1910.212. General Requirements for All Machines.

(a) Machine guarding - (1) Types of guarding.

* * *

(4) Barrels, containers, and drums. Revolving drums, barrels, and containers shall be guarded by an enclosure which is interlocked with the drive mechanism, so that the barrel, drum, or container cannot revolve unless the guard enclosure is in place.

A penalty of $30 was recommended by the Secretary of Labor.

29 U.S.C. 654(a)(2) requires that each employer comply with occupational safety and health standards promulgated under the Act.

Pursuant to 29 U.S.C. 666(c) an employer may be assessed a civil penalty of up to $1,000 for each [*4] nonserious violation.

Civil penalties can be imposed only after considering the size of the business of the employer, the gravity of the violation, the good faith of the employer, and the history of previous violations. 29 U.S.C. 666(i).

A compliance officer of the Department of Labor inspected Respondent's workplace on December 1, 1975 (Tr. 11). He testified that he observed four rotating drums which derived their power from a drive shaft attached to the ceiling (Tr. 13); the shaft was located over seven feet above the floor (Tr. 15).

The rotation is caused by a one and one-half inch belt (Tr. 39) which runs from a pulley on the drive shaft (Tr. 14).

The drums are made of copper mesh, with wood slats attached to wheels (Exh. R-1, Tr. 22-23, 34).

The Secretary-Treasurer of Respondent testified that all the drums are hand-made, and "it is probably a very crude system," which has been in operation since 1921 (Tr. 34). He stated that the drums, hich are used to dry feathers, rotate very slowly; that an electrician measured their speed at 25 revolutions per minute; that the drums must rotate at a slow speed because otherwise the feathers "would get into a knot" and be damaged [*5] (Tr. 34).

The cited standard requires that the drums be guarded by an enclosure interlocked with the drive mechanism so that the drums cannot revolve unless the guard enclosure is in place. The drums were not so guarded (Tr. 14, 25, 41). The compliance officer saw an employee of Respondent stop the drum rotation by forcing the belt off the pulley, reaching over his head with a stick to accomplish this (Tr. 14-15, 28) while the drums were rotating (Tr. 27-28).
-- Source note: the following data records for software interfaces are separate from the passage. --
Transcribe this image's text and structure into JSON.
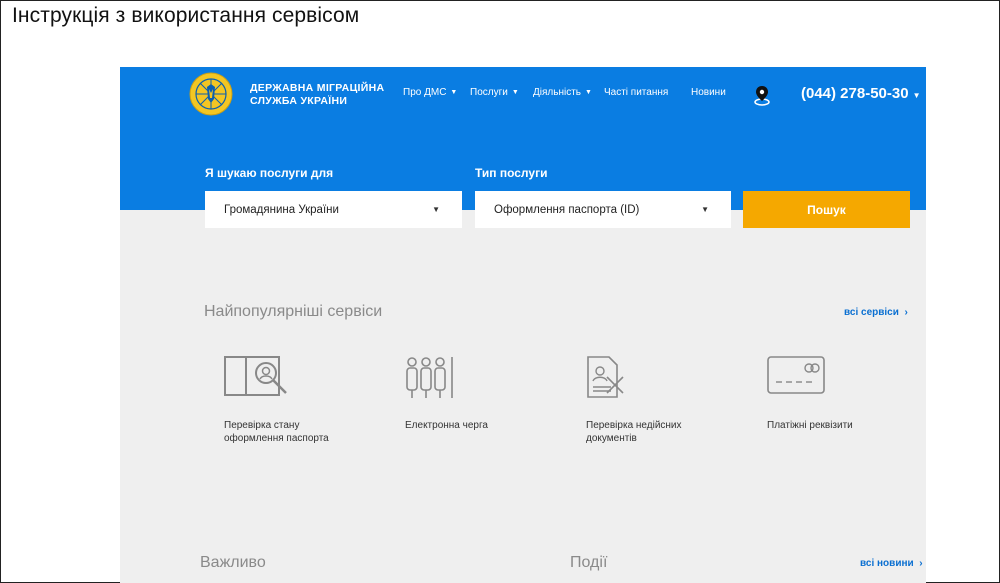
{
  "doc": {
    "title": "Інструкція з використання сервісом"
  },
  "header": {
    "brand_line1": "ДЕРЖАВНА МІГРАЦІЙНА",
    "brand_line2": "СЛУЖБА УКРАЇНИ",
    "nav": [
      {
        "label": "Про ДМС",
        "has_dropdown": true
      },
      {
        "label": "Послуги",
        "has_dropdown": true
      },
      {
        "label": "Діяльність",
        "has_dropdown": true
      },
      {
        "label": "Часті питання",
        "has_dropdown": false
      },
      {
        "label": "Новини",
        "has_dropdown": false
      }
    ],
    "location_icon": "map-pin-icon",
    "phone": "(044) 278-50-30"
  },
  "search": {
    "for_label": "Я шукаю послуги для",
    "for_value": "Громадянина України",
    "type_label": "Тип послуги",
    "type_value": "Оформлення паспорта (ID)",
    "button_label": "Пошук"
  },
  "popular": {
    "title": "Найпопулярніші сервіси",
    "all_link": "всі сервіси",
    "services": [
      {
        "icon": "passport-search-icon",
        "line1": "Перевірка стану",
        "line2": "оформлення паспорта"
      },
      {
        "icon": "queue-icon",
        "line1": "Електронна черга",
        "line2": ""
      },
      {
        "icon": "invalid-document-icon",
        "line1": "Перевірка недійсних",
        "line2": "документів"
      },
      {
        "icon": "payment-card-icon",
        "line1": "Платіжні реквізити",
        "line2": ""
      }
    ]
  },
  "bottom": {
    "important_title": "Важливо",
    "events_title": "Події",
    "all_news_link": "всі новини"
  },
  "colors": {
    "blue": "#0a7de2",
    "accent": "#f5a800",
    "link": "#0a6fd1"
  }
}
The Secretary-Treasurer of Respondent thought that installation of the required enclosure would take up so much space that it would be a physical impossibility for the employees to do their work, but he admitted that he did not know how much space the enclosure would use (Tr. 39). This contention is based solely on conjecture. He also complained that the plant would have to be shut down for months while such enclosure was being installed (Tr. 36). Again, we are offered speculation without any basis in fact. In addition, he felt that the cost would be high, but admitted that he did not know what it would cost (Tr. 37). These contentions do not suffice to relieve Respondent of the responsibility of compliance. It is found [*6] that the record establishes that Respondent violated the cited standard on December 1, 1975.

The violation is of a low level of gravity. There is no evidence of any previous safety violation (Tr. 8). Respondent operates a small business, employing 18 persons (Tr. 8), and appears to be safety-conscious. Considering the criteria listed in 29 U.S.C. 666(i), a penalty of $30 is appropriate.


1. Respondent is and at all times pertinent herein was engaged in a business affecting commerce, and the Occupational Safety and Health Review Commission has jurisdiction over the parties and the subject matter within the contemplation of 29 U.S.C. 652 and 653(a).

2. On December 1, 1975 Respondent was in violation of 29 U.S.C. 654(a)(2) for noncompliance with 29 C.F.R. 1910.212(a)(4).

3. It is appropriate, pursuant to 29 U.S.C. 666(c) and (i), to assess a penalty of $30 for Item #7.

It is ORDERED that Item #7 of the citation and the relating portion of the proposed penalty notice be and the same are hereby affirmed. [*7]


Dated: May 13, 1976

Boston, Massachusetts